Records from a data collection
--- START ---
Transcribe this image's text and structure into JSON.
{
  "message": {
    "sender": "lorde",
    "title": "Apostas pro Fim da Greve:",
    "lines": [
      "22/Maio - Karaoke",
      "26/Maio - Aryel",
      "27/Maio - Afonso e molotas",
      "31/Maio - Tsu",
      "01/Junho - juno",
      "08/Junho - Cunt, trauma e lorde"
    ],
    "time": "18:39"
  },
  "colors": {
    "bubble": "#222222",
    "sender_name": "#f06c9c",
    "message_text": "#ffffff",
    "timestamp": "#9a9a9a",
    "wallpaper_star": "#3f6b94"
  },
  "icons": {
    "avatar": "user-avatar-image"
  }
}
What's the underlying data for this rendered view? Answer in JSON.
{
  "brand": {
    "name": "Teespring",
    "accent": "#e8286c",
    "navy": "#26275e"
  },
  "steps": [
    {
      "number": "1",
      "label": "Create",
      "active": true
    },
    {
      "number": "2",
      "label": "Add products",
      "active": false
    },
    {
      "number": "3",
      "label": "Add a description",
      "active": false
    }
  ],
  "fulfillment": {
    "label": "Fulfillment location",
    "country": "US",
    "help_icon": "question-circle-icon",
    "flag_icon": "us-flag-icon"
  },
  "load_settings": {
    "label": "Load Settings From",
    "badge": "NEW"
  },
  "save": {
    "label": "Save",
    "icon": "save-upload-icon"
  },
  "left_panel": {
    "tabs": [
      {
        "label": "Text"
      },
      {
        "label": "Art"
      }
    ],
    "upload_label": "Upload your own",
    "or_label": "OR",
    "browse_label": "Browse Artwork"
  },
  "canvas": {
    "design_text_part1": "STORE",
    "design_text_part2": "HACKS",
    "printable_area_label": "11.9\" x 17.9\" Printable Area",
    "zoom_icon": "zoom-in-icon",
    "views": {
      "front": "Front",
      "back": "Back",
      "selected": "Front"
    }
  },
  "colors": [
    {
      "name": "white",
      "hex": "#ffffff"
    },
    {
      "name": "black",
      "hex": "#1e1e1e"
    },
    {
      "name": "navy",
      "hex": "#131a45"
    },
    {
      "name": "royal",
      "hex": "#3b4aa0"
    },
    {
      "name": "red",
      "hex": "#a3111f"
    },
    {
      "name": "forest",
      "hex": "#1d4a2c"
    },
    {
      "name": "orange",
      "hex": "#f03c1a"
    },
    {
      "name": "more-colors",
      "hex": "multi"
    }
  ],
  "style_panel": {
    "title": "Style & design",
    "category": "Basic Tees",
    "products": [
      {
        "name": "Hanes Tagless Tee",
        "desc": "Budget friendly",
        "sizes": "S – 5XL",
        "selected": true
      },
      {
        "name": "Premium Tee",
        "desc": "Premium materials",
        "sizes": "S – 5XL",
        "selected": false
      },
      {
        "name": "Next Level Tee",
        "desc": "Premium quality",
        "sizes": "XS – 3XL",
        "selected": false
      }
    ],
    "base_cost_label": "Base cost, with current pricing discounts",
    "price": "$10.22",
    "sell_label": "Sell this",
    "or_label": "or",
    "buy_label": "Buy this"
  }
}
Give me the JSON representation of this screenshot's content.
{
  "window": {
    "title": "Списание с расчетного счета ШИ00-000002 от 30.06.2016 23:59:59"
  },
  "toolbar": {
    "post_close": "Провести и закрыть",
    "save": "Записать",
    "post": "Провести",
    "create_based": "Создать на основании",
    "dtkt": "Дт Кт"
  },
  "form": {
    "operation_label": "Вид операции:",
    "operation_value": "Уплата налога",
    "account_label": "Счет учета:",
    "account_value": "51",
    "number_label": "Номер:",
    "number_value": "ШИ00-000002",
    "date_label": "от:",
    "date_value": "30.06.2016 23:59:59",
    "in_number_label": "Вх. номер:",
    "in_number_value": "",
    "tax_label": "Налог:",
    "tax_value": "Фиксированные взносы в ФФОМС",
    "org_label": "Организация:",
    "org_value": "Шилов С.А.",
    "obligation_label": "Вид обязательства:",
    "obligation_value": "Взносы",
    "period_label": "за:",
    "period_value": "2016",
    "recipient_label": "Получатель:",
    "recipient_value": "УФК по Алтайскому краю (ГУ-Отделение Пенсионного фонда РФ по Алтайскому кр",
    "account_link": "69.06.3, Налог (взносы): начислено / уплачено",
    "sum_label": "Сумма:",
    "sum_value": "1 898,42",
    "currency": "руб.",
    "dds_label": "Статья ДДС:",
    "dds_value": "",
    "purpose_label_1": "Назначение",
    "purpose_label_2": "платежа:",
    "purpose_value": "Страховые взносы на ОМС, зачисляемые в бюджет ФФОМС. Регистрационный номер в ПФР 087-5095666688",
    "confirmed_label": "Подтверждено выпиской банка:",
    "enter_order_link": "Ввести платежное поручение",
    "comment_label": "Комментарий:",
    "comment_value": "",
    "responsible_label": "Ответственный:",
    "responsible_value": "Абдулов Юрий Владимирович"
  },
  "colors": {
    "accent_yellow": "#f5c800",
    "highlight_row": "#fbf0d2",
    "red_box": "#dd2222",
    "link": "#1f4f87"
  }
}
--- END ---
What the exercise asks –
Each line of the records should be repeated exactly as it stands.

Completed task –
Transcribe this image's text and structure into JSON.
{
  "message": {
    "sender": "lorde",
    "title": "Apostas pro Fim da Greve:",
    "lines": [
      "22/Maio - Karaoke",
      "26/Maio - Aryel",
      "27/Maio - Afonso e molotas",
      "31/Maio - Tsu",
      "01/Junho - juno",
      "08/Junho - Cunt, trauma e lorde"
    ],
    "time": "18:39"
  },
  "colors": {
    "bubble": "#222222",
    "sender_name": "#f06c9c",
    "message_text": "#ffffff",
    "timestamp": "#9a9a9a",
    "wallpaper_star": "#3f6b94"
  },
  "icons": {
    "avatar": "user-avatar-image"
  }
}
What's the underlying data for this rendered view? Answer in JSON.
{
  "brand": {
    "name": "Teespring",
    "accent": "#e8286c",
    "navy": "#26275e"
  },
  "steps": [
    {
      "number": "1",
      "label": "Create",
      "active": true
    },
    {
      "number": "2",
      "label": "Add products",
      "active": false
    },
    {
      "number": "3",
      "label": "Add a description",
      "active": false
    }
  ],
  "fulfillment": {
    "label": "Fulfillment location",
    "country": "US",
    "help_icon": "question-circle-icon",
    "flag_icon": "us-flag-icon"
  },
  "load_settings": {
    "label": "Load Settings From",
    "badge": "NEW"
  },
  "save": {
    "label": "Save",
    "icon": "save-upload-icon"
  },
  "left_panel": {
    "tabs": [
      {
        "label": "Text"
      },
      {
        "label": "Art"
      }
    ],
    "upload_label": "Upload your own",
    "or_label": "OR",
    "browse_label": "Browse Artwork"
  },
  "canvas": {
    "design_text_part1": "STORE",
    "design_text_part2": "HACKS",
    "printable_area_label": "11.9\" x 17.9\" Printable Area",
    "zoom_icon": "zoom-in-icon",
    "views": {
      "front": "Front",
      "back": "Back",
      "selected": "Front"
    }
  },
  "colors": [
    {
      "name": "white",
      "hex": "#ffffff"
    },
    {
      "name": "black",
      "hex": "#1e1e1e"
    },
    {
      "name": "navy",
      "hex": "#131a45"
    },
    {
      "name": "royal",
      "hex": "#3b4aa0"
    },
    {
      "name": "red",
      "hex": "#a3111f"
    },
    {
      "name": "forest",
      "hex": "#1d4a2c"
    },
    {
      "name": "orange",
      "hex": "#f03c1a"
    },
    {
      "name": "more-colors",
      "hex": "multi"
    }
  ],
  "style_panel": {
    "title": "Style & design",
    "category": "Basic Tees",
    "products": [
      {
        "name": "Hanes Tagless Tee",
        "desc": "Budget friendly",
        "sizes": "S – 5XL",
        "selected": true
      },
      {
        "name": "Premium Tee",
        "desc": "Premium materials",
        "sizes": "S – 5XL",
        "selected": false
      },
      {
        "name": "Next Level Tee",
        "desc": "Premium quality",
        "sizes": "XS – 3XL",
        "selected": false
      }
    ],
    "base_cost_label": "Base cost, with current pricing discounts",
    "price": "$10.22",
    "sell_label": "Sell this",
    "or_label": "or",
    "buy_label": "Buy this"
  }
}
Give me the JSON representation of this screenshot's content.
{
  "window": {
    "title": "Списание с расчетного счета ШИ00-000002 от 30.06.2016 23:59:59"
  },
  "toolbar": {
    "post_close": "Провести и закрыть",
    "save": "Записать",
    "post": "Провести",
    "create_based": "Создать на основании",
    "dtkt": "Дт Кт"
  },
  "form": {
    "operation_label": "Вид операции:",
    "operation_value": "Уплата налога",
    "account_label": "Счет учета:",
    "account_value": "51",
    "number_label": "Номер:",
    "number_value": "ШИ00-000002",
    "date_label": "от:",
    "date_value": "30.06.2016 23:59:59",
    "in_number_label": "Вх. номер:",
    "in_number_value": "",
    "tax_label": "Налог:",
    "tax_value": "Фиксированные взносы в ФФОМС",
    "org_label": "Организация:",
    "org_value": "Шилов С.А.",
    "obligation_label": "Вид обязательства:",
    "obligation_value": "Взносы",
    "period_label": "за:",
    "period_value": "2016",
    "recipient_label": "Получатель:",
    "recipient_value": "УФК по Алтайскому краю (ГУ-Отделение Пенсионного фонда РФ по Алтайскому кр",
    "account_link": "69.06.3, Налог (взносы): начислено / уплачено",
    "sum_label": "Сумма:",
    "sum_value": "1 898,42",
    "currency": "руб.",
    "dds_label": "Статья ДДС:",
    "dds_value": "",
    "purpose_label_1": "Назначение",
    "purpose_label_2": "платежа:",
    "purpose_value": "Страховые взносы на ОМС, зачисляемые в бюджет ФФОМС. Регистрационный номер в ПФР 087-5095666688",
    "confirmed_label": "Подтверждено выпиской банка:",
    "enter_order_link": "Ввести платежное поручение",
    "comment_label": "Комментарий:",
    "comment_value": "",
    "responsible_label": "Ответственный:",
    "responsible_value": "Абдулов Юрий Владимирович"
  },
  "colors": {
    "accent_yellow": "#f5c800",
    "highlight_row": "#fbf0d2",
    "red_box": "#dd2222",
    "link": "#1f4f87"
  }
}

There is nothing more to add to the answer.